> _Aim of the exercise_: All pictures are to be excluded when the data below is output verbatim.

Interface dataset entries:
▽

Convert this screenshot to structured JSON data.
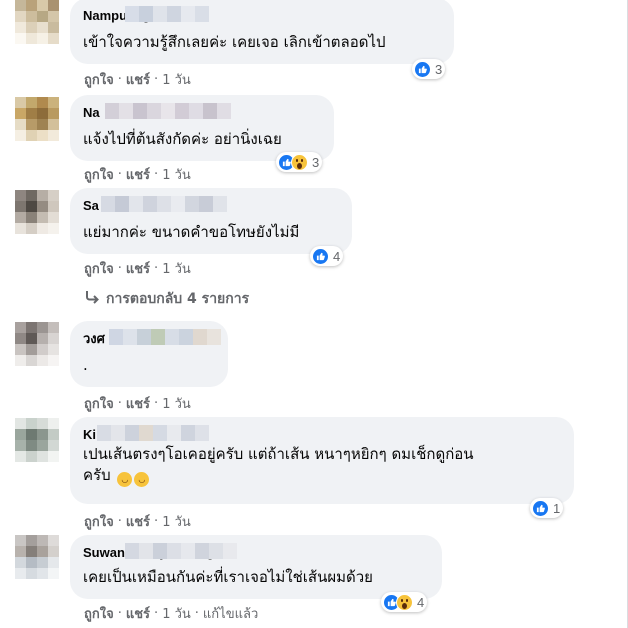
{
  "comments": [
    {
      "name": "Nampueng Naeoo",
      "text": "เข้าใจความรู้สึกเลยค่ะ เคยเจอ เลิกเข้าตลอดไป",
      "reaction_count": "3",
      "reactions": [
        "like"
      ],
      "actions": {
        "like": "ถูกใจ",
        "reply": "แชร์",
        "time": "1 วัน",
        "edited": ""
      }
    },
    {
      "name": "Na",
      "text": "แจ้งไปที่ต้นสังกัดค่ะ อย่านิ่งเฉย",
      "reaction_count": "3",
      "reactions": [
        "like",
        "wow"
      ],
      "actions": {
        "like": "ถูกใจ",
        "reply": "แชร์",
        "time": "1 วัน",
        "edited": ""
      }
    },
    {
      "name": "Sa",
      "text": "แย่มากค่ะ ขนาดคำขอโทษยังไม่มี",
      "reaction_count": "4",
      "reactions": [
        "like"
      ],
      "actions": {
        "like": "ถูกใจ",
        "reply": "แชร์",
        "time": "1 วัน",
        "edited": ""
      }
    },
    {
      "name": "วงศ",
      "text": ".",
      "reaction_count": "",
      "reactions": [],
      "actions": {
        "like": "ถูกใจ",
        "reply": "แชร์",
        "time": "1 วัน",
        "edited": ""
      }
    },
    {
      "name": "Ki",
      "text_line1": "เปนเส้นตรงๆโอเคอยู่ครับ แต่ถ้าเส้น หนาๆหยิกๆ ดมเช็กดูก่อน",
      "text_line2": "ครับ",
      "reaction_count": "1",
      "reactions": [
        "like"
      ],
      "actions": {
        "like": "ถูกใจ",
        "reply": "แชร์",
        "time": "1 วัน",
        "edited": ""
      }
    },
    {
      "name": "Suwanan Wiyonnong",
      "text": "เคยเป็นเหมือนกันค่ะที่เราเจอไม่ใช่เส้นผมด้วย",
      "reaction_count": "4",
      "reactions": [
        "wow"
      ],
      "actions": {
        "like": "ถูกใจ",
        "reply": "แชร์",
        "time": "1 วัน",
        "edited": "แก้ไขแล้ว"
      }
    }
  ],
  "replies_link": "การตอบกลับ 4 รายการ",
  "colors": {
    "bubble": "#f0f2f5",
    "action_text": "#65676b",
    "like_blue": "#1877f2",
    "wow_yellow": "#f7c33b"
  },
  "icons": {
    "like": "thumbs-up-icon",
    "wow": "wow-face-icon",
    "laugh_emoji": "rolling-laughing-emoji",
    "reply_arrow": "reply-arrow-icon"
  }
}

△

> _Your response_:
Convert this screenshot to structured JSON data.
{
  "comments": [
    {
      "name": "Nampueng Naeoo",
      "text": "เข้าใจความรู้สึกเลยค่ะ เคยเจอ เลิกเข้าตลอดไป",
      "reaction_count": "3",
      "reactions": [
        "like"
      ],
      "actions": {
        "like": "ถูกใจ",
        "reply": "แชร์",
        "time": "1 วัน",
        "edited": ""
      }
    },
    {
      "name": "Na",
      "text": "แจ้งไปที่ต้นสังกัดค่ะ อย่านิ่งเฉย",
      "reaction_count": "3",
      "reactions": [
        "like",
        "wow"
      ],
      "actions": {
        "like": "ถูกใจ",
        "reply": "แชร์",
        "time": "1 วัน",
        "edited": ""
      }
    },
    {
      "name": "Sa",
      "text": "แย่มากค่ะ ขนาดคำขอโทษยังไม่มี",
      "reaction_count": "4",
      "reactions": [
        "like"
      ],
      "actions": {
        "like": "ถูกใจ",
        "reply": "แชร์",
        "time": "1 วัน",
        "edited": ""
      }
    },
    {
      "name": "วงศ",
      "text": ".",
      "reaction_count": "",
      "reactions": [],
      "actions": {
        "like": "ถูกใจ",
        "reply": "แชร์",
        "time": "1 วัน",
        "edited": ""
      }
    },
    {
      "name": "Ki",
      "text_line1": "เปนเส้นตรงๆโอเคอยู่ครับ แต่ถ้าเส้น หนาๆหยิกๆ ดมเช็กดูก่อน",
      "text_line2": "ครับ",
      "reaction_count": "1",
      "reactions": [
        "like"
      ],
      "actions": {
        "like": "ถูกใจ",
        "reply": "แชร์",
        "time": "1 วัน",
        "edited": ""
      }
    },
    {
      "name": "Suwanan Wiyonnong",
      "text": "เคยเป็นเหมือนกันค่ะที่เราเจอไม่ใช่เส้นผมด้วย",
      "reaction_count": "4",
      "reactions": [
        "wow"
      ],
      "actions": {
        "like": "ถูกใจ",
        "reply": "แชร์",
        "time": "1 วัน",
        "edited": "แก้ไขแล้ว"
      }
    }
  ],
  "replies_link": "การตอบกลับ 4 รายการ",
  "colors": {
    "bubble": "#f0f2f5",
    "action_text": "#65676b",
    "like_blue": "#1877f2",
    "wow_yellow": "#f7c33b"
  },
  "icons": {
    "like": "thumbs-up-icon",
    "wow": "wow-face-icon",
    "laugh_emoji": "rolling-laughing-emoji",
    "reply_arrow": "reply-arrow-icon"
  }
}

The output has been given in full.